Crown molding is like, well, a crown for a room. It’s one of the first things I notice about a home because it’s such a beautiful accent, and it adds a lot of visual interest. Installing crown molding is a project that I’ve wanted to share with you for some time, and when a friend told me that he was putting crown up at his parents house, I immediately offered to help.
For some reason it seems that homeowners shy away from installing crown molding themselves. I think the combination of miter and bevel cuts intimidates the average DIYer. Well this article will put all those fears to rest. I’ll cover how to cut those tricky corners, scarf joints, nailing the crown molding and a few tricks to help along the way. The result is a beautiful, seamless installation that you can brag about to all your friends.
Installing Crown Molding
Let’s start this project by discussing the tools you’ll need to install crown molding. We used:
- Porter Cable finish nailer
- 16 ga. finish nails
- Porter Cable compressor (review)

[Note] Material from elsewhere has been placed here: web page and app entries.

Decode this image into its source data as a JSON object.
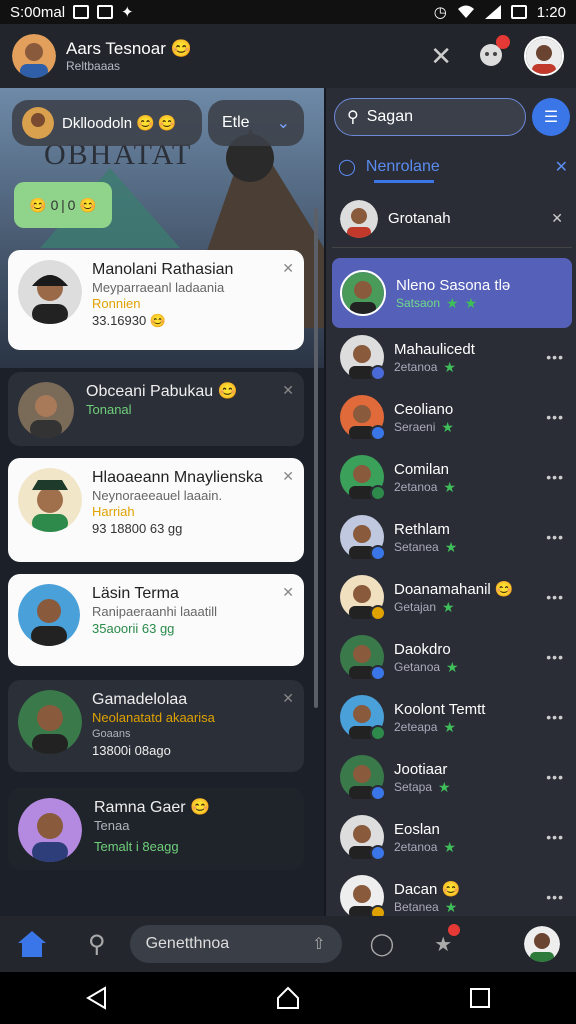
{
  "status": {
    "time": "S:00mal",
    "clock": "1:20"
  },
  "header": {
    "name": "Aars Tesnoar 😊",
    "sub": "Reltbaaas"
  },
  "left": {
    "profile_pill": "Dklloodoln 😊 😊",
    "filter_label": "Etle",
    "banner_text": "OBHATAT",
    "bubble_text": "😊 0 | 0 😊",
    "cards": [
      {
        "name": "Manolani Rathasian",
        "sub": "Meyparraeanl ladaania",
        "highlight": "Ronnien",
        "time": "33.16930",
        "emoji": "😊"
      },
      {
        "name": "Obceani Pabukau 😊",
        "sub": "Tonanal"
      },
      {
        "name": "Hlaoaeann Mnaylienska",
        "sub": "Neynoraeeauel laaain.",
        "highlight": "Harriah",
        "time": "93 18800 63 gg"
      },
      {
        "name": "Läsin Terma",
        "sub": "Ranipaeraanhi laaatill",
        "time": "35aoorii 63 gg"
      },
      {
        "name": "Gamadelolaa",
        "sub": "Neolanatatd akaarisa",
        "highlight": "Goaans",
        "time": "13800i 08ago"
      },
      {
        "name": "Ramna Gaer 😊",
        "sub": "Tenaa",
        "time": "Temalt i 8eagg"
      }
    ]
  },
  "right": {
    "search_placeholder": "Sagan",
    "tab_label": "Nenrolane",
    "pinned": "Grotanah",
    "items": [
      {
        "name": "Nleno Sasona tlə",
        "sub": "Satsaon"
      },
      {
        "name": "Mahaulicedt",
        "sub": "2etanoa"
      },
      {
        "name": "Ceoliano",
        "sub": "Seraeni"
      },
      {
        "name": "Comilan",
        "sub": "2etanoa"
      },
      {
        "name": "Rethlam",
        "sub": "Setanea"
      },
      {
        "name": "Doanamahanil 😊",
        "sub": "Getajan"
      },
      {
        "name": "Daokdro",
        "sub": "Getanoa"
      },
      {
        "name": "Koolont Temtt",
        "sub": "2eteapa"
      },
      {
        "name": "Jootiaar",
        "sub": "Setapa"
      },
      {
        "name": "Eoslan",
        "sub": "2etanoa"
      },
      {
        "name": "Dacan 😊",
        "sub": "Betanea"
      }
    ]
  },
  "bottom": {
    "search_label": "Genetthnoa"
  },
  "colors": {
    "accent": "#3a76e8",
    "highlight": "#5560b8",
    "green": "#3fbf5a",
    "red": "#e53935"
  }
}
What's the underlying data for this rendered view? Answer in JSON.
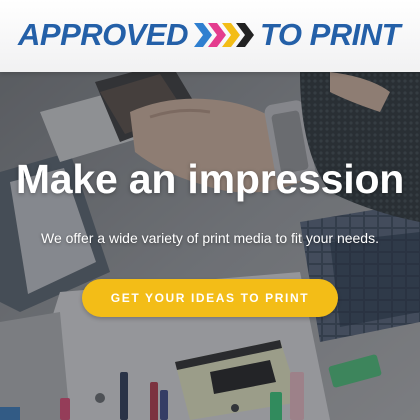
{
  "brand": {
    "left": "APPROVED",
    "right": "TO PRINT",
    "color": "#2460a8",
    "chevron_colors": [
      "#2f7fd0",
      "#e43c8e",
      "#f3bd17",
      "#222222"
    ]
  },
  "hero": {
    "headline": "Make an impression",
    "subtext": "We offer a wide variety of print media to fit your needs.",
    "cta_label": "GET YOUR IDEAS TO PRINT",
    "cta_color": "#f3bd17"
  }
}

- Ridgid compound miter saw (MS1290LZA)
- Stud finder
- Ladder / mini scaffold
- Tape measure
Tip: You can use a coping saw and sandpaper to cut inside corners but we chose to use the miter saw instead.
By far the toughest part of installing crown molding is translating the mental image of a corner into accurate cuts. Ridgid recognizes this and included a handy reference on the side of their miter saw (and in the manual) that gives you the correct miter and bevel angles. If you need to work faster, you can achieve just about every cut without making multiple adjustments to the saw, however you’ll need to rotate your workpiece into the correct orientation. For the first time installer, I’d suggest following the basic guide else you may end up with a lot of wasted molding.
The easier setup starts with the backside of the molding flat against the miter table and the top edge against the fence:
- Inside corner, left side: miter 31.6° right, bevel 33.9° left
- Inside corner, right side: miter 31.6° left, bevel 33.9° right
- Outside corner, left side: miter 31.6° left, bevel 33.9° right
- Outside corner, right side: miter 31.6° right, bevel 33.9° left
Here are settings for the more adventurous installer. With a constant bevel of 33.9° left:
- Inside corner, left side: Set top edge of molding against fence, miter 31.6° right, save left piece
- Inside corner, right side: Set bottom edge of molding against fence, miter 31.6° left, save left piece
- Outside corner, left side: Set bottom edge of molding against fence, miter 31.6° left, save right piece
- Outside corner, right side: Set top edge of molding against fence, miter 31.62° right, save right piece
Tip: Especially with bevel angles, it’s tough to see exactly where the blade will cut the workpiece. Make your cuts a little longer, and then carefully trim to size.
Tip: Some installers prefer not to miter inside corners. Instead, they’ll run the first piece square against the wall and cope cut the second piece to fit the contours of the molding.
Here’s a picture of one side of an outside corner.
Cutting Scarf Joints
Scarf joints have nothing to do with keeping you warm in the winter, but they will help your molding look nice. For long straight runs, two pieces of molding overlap at a scarf joint. By overlapping the two pieces and not simply butting the ends together, the transition is almost undetectable. Furthermore, if the molding shifts or shrinks, a scarf joint will remain hidden. We chose to create a 45° overlap scarf joint although many people will opt for a compound angle cut.
Tip: Scarf joints should occur on a stud and it’s not a bad idea to use wood glue on the ends.
You can see how the two piece overlap,
and how they look after we nailed them in place.
Nailing the Crown Molding
We secured all the pieces with 16 gauge finish nails through the flat part of the molding. Use the first couple nails to adjust your compressor pressure so that each nail is properly countersunk below the surface of the molding (roughly 80 psi). Nail into a stud whenever possible, and use a stud finder to locate them. If you’ve ever done any home improvement work, you know that walls and corners are never perfect. As we nailed everything in place, we found it necessary to bend the molding to fit tightly against the ceiling and wall. This is a dangerous game as that can make corners and scarf joints even more difficult. To ensure that everything fit together snug, we would only drive a few nails and then dry fit the next piece.
Tip: If you install a backer board that hides behind the crown molding, you won’t need to find studs as you work. You nail the molding to the backboard wherever it’s convenient.
Pictures of Crown Molding Installed
Here’s how everything looked before we started.
You can see how nice it looks even before caulk and touch-up paint.
Tiny gaps like these occur when the walls / ceiling aren’t straight or square. Fortunately, caulk heals many wounds.
And after caulk (without touch-up paint)…
I think the crown molding looks pretty good. Have you ever installed crown molding? What tips can you offer? Did you go the extra mile and cope cut the inside corners?